i remember when playing a video game meant pong or a text-based james bond mission.
i learned how to make mix tapes at the age of 7, and recorded most of my music from the radio onto cassettes.
i grew up using dos prompt commands to run computers.
when i did photos for my high school year book, i used 35mm film, mixed chemicals to process it, and spent hours inhaling fumes in the dark room.
i sew with a cast-iron 1941 electric flywheel singer machine. i ride a single-speed steel bicycle with cork handlebar grips and a coaster brake. i’d rather salvage solid wood furniture than have anything made of particle board. i like leather, wool, copper, ceramic, linen, tin, paper and a good façade of old-fashionedness. i like things i can make, things i can fix, and things that will last. call it steampunk, call it neonostalgia, but i’m thrilled by the power of wifi internet, cellular phones, and tiny digital storage because it means that i can easily hide away all electronics and wires. if i can’t have an old thing, i’m happy with a new thing that effectively captures the appeal of the old.
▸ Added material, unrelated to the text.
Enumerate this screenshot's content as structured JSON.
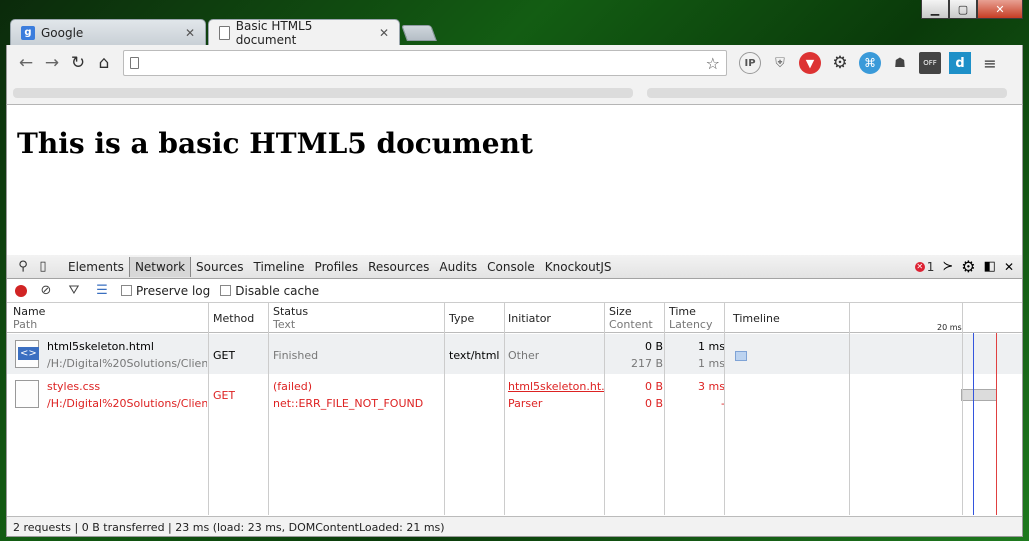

which is why i’m so charmed by poladroid. i never had a polaroid camera, but a lot of my friends did, and they played a large enough role in my youth that i find comfort in the familiarity of odd hues, dark vignette effects, slight blurriness, and fingerprints. now i can recapture that aesthetic by transforming my photos with free and easy software! there’s even appropriate sound effects. sometimes, it’s the little things.